Abstract

BACKGROUND: Youth with intellectual disabilities (ID) exhibit low levels of physical activity, but the underlying contributors to behavior are unclear.
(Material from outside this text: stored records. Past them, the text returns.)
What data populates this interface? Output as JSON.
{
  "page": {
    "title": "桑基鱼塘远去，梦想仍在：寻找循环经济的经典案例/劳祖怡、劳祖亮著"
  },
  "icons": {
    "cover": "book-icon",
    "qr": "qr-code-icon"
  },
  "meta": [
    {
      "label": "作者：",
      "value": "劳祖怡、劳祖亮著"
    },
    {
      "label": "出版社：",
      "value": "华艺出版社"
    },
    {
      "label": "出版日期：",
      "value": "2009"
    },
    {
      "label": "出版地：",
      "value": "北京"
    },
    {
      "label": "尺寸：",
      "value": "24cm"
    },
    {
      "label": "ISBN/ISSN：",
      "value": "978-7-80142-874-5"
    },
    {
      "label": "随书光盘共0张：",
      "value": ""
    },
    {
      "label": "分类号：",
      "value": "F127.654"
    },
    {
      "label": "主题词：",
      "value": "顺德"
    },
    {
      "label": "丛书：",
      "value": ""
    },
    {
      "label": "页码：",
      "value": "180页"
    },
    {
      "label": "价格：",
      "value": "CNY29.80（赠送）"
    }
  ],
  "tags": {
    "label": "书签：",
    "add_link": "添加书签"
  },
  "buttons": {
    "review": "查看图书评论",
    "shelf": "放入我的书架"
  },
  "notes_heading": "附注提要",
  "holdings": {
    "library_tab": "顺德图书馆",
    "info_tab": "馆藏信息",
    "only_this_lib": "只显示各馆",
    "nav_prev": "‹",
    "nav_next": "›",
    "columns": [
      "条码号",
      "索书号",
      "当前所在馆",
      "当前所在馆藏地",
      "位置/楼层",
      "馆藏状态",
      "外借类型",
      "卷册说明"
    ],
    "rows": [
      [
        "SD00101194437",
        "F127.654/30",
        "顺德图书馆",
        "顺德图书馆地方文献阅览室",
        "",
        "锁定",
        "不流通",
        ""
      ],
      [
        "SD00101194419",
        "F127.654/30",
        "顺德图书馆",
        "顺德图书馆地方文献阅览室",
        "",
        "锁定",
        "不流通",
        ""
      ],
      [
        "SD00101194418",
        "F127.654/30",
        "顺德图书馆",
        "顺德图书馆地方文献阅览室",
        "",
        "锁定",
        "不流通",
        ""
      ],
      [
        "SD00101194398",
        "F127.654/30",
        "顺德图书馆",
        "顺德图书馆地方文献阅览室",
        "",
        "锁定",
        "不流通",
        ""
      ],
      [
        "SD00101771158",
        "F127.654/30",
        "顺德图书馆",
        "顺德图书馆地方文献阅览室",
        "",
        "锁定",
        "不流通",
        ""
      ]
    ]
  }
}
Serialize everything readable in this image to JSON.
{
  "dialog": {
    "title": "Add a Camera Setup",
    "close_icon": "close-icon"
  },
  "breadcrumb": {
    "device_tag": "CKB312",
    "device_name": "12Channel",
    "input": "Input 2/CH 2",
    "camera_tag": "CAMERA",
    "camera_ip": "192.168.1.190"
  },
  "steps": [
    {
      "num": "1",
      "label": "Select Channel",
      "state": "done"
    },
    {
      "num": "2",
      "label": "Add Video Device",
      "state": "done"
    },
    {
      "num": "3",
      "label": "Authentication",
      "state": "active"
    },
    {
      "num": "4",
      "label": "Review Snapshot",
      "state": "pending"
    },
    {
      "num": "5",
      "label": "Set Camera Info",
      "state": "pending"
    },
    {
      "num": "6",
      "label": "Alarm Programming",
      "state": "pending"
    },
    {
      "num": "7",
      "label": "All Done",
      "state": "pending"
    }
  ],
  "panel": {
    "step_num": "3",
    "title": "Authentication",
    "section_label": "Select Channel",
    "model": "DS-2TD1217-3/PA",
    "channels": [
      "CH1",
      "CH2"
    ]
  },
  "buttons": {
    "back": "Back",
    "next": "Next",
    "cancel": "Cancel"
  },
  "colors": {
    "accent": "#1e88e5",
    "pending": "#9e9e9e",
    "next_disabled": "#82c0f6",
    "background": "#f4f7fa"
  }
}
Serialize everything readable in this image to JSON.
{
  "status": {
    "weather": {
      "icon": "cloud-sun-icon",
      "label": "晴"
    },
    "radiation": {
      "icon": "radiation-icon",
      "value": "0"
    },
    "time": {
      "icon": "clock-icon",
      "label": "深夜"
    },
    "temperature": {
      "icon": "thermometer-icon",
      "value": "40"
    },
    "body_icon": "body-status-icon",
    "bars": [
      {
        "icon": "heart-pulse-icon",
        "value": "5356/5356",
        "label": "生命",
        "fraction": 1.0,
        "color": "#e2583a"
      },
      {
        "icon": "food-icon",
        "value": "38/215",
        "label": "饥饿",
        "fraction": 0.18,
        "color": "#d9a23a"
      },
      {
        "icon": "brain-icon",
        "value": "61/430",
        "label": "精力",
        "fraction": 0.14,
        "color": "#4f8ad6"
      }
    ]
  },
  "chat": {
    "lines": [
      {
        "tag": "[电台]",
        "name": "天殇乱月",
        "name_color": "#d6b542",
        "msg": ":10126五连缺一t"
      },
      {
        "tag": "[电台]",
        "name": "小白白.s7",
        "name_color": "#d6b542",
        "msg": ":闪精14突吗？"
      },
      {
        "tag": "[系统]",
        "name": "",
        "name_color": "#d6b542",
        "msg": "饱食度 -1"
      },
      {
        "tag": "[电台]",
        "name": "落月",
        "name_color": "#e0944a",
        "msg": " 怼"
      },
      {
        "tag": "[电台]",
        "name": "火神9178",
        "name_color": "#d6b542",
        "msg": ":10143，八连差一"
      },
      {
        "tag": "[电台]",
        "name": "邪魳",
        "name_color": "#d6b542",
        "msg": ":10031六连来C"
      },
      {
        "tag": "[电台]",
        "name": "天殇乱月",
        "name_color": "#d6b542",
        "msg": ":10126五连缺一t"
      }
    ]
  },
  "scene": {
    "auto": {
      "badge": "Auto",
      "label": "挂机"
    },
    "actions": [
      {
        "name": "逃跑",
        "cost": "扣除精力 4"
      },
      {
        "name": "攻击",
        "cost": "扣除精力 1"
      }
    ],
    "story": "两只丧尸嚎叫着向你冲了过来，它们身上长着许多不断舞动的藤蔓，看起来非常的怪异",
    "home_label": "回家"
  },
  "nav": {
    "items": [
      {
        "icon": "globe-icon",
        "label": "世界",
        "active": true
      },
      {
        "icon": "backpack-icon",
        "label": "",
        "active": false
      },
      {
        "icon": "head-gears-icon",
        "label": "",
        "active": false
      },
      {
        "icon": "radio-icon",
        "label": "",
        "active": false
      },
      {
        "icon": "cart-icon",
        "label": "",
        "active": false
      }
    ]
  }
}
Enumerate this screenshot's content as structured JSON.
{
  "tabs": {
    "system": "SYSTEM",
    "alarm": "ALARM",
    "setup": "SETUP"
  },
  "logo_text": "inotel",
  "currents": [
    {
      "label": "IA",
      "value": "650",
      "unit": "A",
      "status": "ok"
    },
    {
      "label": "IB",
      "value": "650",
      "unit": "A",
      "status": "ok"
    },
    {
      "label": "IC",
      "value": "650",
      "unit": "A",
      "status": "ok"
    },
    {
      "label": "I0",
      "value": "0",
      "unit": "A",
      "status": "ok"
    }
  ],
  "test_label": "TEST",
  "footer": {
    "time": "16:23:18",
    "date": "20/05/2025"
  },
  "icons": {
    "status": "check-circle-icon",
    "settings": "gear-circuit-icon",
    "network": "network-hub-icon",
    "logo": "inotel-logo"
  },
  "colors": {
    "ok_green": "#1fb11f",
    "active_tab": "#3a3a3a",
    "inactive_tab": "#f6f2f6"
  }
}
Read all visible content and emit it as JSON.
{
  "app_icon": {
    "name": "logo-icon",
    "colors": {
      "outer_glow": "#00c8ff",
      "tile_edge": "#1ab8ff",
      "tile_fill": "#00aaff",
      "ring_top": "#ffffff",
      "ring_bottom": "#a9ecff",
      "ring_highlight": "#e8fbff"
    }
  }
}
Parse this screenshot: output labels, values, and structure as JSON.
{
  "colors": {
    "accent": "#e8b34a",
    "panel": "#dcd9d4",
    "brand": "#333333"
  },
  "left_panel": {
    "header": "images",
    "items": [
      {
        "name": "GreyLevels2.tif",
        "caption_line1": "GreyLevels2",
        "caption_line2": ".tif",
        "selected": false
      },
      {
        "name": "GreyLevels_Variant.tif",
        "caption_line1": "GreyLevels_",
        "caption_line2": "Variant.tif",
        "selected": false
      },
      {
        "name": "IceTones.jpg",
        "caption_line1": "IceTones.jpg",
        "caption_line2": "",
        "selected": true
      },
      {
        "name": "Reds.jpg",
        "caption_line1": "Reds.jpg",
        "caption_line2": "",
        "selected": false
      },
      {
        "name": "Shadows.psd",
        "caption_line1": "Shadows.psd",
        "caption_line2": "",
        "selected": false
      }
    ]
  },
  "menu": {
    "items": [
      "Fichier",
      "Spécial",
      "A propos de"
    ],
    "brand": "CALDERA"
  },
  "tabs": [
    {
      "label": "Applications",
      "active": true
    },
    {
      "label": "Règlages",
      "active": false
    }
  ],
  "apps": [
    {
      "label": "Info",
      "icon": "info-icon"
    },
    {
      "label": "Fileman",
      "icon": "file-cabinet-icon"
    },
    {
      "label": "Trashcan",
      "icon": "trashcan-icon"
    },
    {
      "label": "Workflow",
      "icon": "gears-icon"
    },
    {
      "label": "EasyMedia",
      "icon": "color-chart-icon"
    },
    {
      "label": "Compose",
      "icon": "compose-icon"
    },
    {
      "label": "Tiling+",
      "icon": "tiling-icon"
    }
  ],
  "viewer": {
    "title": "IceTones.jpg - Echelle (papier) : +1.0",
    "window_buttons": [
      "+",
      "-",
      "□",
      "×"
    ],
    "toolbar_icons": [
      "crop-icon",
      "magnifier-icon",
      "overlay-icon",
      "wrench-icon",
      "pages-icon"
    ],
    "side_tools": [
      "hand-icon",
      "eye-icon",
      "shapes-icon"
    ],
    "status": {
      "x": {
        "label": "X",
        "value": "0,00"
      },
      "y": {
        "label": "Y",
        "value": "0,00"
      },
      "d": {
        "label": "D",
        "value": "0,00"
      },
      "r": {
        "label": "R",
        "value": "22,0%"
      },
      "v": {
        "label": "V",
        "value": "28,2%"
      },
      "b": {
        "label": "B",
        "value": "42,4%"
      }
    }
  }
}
We compared physical activity enjoyment, perceived barriers, beliefs, and self-efficacy among adolescents with ID and typically developing (TD) adolescents.

METHODS: A questionnaire was administered to 38 adolescents with ID (mean age 16.8 years) and 60 TD adolescents (mean age 15.3 years). Of the original 33 questionnaire items, 23 met the test-retest reliability criteria and were included in the group comparisons.

RESULTS: Fewer adolescents with ID reported that they have someone to do physical activity with (64% vs. 93%, p < 0.001), and a greater proportion of adolescents with ID perceived that physical activities were too hard to learn (41% vs. 0%, p < 0.001). Fewer adolescents with ID believed that physical activity is good for their health (92% vs. 100%, p=0.05). More adolescents with ID reported a dislike of individual physical activities (p=0.02). A large proportion of adolescents with ID (84%) responded that they were good at doing physical activities, but the difference between groups was only of borderline significance. (95% of TD adolescents, p=0.06).

CONCLUSIONS: Adolescents shared many of the same perceptions about physical activity, but some important differences between groups were identified.

Rights and Permissions

Citation: Stanish HI, Curtin C, Must A, Phillips S, Maslin M, Bandini LG. Physical Activity Enjoyment, Perceived Barriers, and Beliefs Among Adolescents With and Without Intellectual Disabilities. J Phys Act Health. 2015 Apr 1. [Epub ahead of print] PubMed PMID: 25830443. PubMed Central PMCID: NIHMS697578. Link to article on publisher's site

Related Resources

Link to Article in PubMed

PubMed ID

25830443